— Your instructions —
Every line of the records below that has the word "target" should be copied.

Component data from apps and pages
..........

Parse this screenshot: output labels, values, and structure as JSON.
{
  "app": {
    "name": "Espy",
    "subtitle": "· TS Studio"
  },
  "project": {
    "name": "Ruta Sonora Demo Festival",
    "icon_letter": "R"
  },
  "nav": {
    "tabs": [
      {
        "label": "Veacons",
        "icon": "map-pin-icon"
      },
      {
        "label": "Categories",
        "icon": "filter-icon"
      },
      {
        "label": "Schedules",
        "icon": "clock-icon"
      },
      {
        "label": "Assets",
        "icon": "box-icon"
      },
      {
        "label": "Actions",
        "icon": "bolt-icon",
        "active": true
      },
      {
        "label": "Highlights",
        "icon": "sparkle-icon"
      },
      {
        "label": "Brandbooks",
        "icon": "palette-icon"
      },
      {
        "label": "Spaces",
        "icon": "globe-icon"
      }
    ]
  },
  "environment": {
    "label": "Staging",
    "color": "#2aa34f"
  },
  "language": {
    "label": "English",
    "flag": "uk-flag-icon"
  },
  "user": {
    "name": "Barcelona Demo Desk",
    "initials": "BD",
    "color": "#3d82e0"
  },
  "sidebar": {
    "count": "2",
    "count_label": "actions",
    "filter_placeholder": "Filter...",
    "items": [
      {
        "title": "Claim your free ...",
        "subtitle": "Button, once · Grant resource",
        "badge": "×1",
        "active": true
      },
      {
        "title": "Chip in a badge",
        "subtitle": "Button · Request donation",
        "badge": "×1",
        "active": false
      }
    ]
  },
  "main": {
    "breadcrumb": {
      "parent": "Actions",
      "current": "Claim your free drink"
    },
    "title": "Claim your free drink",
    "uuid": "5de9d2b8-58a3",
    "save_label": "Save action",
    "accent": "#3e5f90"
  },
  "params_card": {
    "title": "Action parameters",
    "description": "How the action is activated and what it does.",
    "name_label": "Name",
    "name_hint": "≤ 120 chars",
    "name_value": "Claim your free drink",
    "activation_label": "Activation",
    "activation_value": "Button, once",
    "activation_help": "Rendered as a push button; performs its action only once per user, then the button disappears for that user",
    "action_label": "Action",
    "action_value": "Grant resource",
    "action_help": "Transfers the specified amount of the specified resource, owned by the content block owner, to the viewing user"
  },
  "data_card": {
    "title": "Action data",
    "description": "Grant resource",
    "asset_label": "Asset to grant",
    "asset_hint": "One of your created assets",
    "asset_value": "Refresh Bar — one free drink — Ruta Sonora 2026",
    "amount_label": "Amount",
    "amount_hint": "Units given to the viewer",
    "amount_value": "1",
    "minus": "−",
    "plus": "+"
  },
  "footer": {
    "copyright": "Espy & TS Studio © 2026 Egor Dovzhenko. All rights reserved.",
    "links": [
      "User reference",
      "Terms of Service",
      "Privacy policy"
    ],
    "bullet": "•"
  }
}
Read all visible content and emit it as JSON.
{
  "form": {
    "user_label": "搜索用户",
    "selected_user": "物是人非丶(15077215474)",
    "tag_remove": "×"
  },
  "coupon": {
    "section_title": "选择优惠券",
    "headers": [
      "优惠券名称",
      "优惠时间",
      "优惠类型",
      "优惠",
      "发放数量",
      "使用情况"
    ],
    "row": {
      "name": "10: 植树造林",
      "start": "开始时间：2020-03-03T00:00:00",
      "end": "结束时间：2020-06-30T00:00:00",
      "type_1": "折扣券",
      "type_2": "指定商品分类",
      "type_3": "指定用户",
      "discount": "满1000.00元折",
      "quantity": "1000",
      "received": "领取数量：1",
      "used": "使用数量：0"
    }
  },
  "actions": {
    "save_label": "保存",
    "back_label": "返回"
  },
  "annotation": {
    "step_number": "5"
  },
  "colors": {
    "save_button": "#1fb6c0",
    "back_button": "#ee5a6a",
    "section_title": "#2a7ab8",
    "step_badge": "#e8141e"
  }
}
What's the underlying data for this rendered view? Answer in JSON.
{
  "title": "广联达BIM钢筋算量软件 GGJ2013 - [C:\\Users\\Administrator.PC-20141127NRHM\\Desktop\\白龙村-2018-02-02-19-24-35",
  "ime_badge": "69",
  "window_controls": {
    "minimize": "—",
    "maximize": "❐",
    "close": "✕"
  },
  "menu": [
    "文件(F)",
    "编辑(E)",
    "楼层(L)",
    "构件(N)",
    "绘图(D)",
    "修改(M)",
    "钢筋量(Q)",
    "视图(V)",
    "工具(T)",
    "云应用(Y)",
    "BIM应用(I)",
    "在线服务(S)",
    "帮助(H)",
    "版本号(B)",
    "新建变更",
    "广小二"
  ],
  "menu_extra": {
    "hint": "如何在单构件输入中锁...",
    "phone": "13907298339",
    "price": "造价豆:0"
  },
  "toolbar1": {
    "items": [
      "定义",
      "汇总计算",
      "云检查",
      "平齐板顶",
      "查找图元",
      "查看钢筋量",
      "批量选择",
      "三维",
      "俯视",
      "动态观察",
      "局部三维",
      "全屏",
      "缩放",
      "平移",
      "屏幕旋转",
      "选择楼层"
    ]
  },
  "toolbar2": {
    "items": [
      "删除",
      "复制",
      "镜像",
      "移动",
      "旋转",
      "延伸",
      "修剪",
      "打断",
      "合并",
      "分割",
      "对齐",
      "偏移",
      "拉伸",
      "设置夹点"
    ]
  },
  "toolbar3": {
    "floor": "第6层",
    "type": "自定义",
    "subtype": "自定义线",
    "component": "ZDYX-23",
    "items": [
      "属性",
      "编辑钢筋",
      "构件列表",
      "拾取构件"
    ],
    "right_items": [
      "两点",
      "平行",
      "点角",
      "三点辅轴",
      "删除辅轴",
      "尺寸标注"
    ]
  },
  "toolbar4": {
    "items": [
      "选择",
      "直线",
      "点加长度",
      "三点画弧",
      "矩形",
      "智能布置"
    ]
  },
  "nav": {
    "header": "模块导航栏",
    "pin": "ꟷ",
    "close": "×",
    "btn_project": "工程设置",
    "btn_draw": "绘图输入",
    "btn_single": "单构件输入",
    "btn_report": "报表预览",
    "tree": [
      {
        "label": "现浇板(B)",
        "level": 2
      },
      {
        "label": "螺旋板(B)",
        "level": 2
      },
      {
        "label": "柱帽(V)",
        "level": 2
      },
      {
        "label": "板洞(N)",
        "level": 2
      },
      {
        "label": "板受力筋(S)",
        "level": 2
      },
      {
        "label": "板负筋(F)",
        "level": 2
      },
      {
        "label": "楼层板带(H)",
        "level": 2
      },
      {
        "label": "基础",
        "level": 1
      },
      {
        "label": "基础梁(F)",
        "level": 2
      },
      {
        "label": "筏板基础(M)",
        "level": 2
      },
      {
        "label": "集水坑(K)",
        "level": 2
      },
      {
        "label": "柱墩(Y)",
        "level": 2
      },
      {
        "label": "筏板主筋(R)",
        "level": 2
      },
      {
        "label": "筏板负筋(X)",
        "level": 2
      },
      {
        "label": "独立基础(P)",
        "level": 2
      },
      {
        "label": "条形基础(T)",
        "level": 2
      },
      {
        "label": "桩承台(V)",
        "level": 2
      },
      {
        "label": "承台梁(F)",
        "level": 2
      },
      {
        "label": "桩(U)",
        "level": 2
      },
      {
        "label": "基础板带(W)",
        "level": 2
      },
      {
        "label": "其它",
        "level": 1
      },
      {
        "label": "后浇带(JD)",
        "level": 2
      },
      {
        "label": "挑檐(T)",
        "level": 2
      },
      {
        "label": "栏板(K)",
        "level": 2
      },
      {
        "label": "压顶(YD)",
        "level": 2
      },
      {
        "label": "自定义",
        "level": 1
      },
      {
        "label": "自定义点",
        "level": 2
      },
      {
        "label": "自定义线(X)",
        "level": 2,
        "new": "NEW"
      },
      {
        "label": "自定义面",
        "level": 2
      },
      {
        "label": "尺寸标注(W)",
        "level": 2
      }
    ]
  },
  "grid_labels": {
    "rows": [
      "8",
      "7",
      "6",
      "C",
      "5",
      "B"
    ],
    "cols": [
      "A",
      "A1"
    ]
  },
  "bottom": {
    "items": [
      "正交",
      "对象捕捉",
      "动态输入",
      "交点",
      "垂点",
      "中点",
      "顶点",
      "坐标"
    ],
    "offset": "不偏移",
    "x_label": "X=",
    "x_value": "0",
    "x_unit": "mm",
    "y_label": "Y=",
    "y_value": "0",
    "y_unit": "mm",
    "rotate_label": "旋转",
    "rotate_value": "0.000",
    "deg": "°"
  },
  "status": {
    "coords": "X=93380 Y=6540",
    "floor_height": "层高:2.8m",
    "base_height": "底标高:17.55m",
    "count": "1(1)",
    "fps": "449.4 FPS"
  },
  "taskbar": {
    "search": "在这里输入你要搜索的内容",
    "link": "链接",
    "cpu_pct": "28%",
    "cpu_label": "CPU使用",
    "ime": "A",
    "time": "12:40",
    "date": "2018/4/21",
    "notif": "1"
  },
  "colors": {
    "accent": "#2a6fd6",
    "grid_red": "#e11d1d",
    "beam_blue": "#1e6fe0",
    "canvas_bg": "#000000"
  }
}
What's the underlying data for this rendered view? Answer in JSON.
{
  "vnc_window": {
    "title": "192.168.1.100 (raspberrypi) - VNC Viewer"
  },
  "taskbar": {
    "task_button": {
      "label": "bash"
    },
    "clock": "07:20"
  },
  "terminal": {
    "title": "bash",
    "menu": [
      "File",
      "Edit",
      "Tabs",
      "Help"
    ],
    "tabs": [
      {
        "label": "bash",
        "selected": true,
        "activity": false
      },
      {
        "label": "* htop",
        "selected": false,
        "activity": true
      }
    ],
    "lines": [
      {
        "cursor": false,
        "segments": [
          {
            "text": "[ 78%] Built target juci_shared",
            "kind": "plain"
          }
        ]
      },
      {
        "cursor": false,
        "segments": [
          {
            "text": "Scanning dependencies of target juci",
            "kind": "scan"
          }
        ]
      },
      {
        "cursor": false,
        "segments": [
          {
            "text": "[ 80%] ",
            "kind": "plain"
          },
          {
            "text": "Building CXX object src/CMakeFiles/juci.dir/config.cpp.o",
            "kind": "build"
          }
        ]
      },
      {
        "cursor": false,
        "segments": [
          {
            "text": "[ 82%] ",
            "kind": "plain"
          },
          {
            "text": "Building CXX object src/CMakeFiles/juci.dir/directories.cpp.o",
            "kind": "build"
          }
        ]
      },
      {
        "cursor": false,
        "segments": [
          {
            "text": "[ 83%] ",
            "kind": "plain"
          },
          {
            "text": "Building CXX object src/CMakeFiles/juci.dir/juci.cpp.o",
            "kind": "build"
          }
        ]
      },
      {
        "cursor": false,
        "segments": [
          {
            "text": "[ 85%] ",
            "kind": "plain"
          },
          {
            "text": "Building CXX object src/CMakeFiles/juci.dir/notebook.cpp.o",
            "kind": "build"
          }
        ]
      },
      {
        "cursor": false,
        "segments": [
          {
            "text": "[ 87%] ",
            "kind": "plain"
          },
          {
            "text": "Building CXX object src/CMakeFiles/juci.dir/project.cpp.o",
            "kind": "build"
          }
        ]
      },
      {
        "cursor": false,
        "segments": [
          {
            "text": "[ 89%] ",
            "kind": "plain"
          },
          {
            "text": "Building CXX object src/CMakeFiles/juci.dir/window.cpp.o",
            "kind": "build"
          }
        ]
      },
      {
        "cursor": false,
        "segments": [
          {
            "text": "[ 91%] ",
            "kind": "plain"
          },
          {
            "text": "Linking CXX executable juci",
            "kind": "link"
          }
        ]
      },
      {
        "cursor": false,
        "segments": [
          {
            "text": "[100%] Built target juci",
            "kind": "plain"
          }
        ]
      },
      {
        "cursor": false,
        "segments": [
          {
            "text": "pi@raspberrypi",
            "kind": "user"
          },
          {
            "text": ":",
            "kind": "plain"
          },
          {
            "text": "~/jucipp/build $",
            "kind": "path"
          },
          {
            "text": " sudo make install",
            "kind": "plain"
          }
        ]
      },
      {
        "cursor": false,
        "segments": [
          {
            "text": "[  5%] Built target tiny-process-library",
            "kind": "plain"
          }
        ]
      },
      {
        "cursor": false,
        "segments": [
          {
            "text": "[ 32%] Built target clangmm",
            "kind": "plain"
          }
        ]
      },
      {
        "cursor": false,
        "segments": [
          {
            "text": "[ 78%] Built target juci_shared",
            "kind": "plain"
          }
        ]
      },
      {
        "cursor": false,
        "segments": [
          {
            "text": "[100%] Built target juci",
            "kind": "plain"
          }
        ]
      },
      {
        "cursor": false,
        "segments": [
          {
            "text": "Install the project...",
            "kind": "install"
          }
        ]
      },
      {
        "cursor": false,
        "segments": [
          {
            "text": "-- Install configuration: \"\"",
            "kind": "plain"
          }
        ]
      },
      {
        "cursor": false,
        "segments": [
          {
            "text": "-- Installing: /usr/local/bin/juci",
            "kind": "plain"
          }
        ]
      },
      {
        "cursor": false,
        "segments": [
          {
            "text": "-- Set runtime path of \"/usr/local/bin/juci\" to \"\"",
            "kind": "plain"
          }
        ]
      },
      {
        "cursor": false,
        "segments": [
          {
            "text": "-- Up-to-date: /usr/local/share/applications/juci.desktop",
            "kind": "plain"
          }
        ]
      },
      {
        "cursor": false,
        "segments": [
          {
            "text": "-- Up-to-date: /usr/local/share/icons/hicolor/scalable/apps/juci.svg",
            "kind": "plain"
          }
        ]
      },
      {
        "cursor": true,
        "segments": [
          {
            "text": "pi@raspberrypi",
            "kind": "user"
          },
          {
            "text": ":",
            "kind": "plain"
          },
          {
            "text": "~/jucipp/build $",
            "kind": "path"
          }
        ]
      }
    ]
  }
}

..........

— Task response —
            "text": "[ 78%] Built target juci_shared",
            "text": "Scanning dependencies of target juci",
            "text": "[100%] Built target juci",
            "text": "[  5%] Built target tiny-process-library",
            "text": "[ 32%] Built target clangmm",
            "text": "[ 78%] Built target juci_shared",
            "text": "[100%] Built target juci",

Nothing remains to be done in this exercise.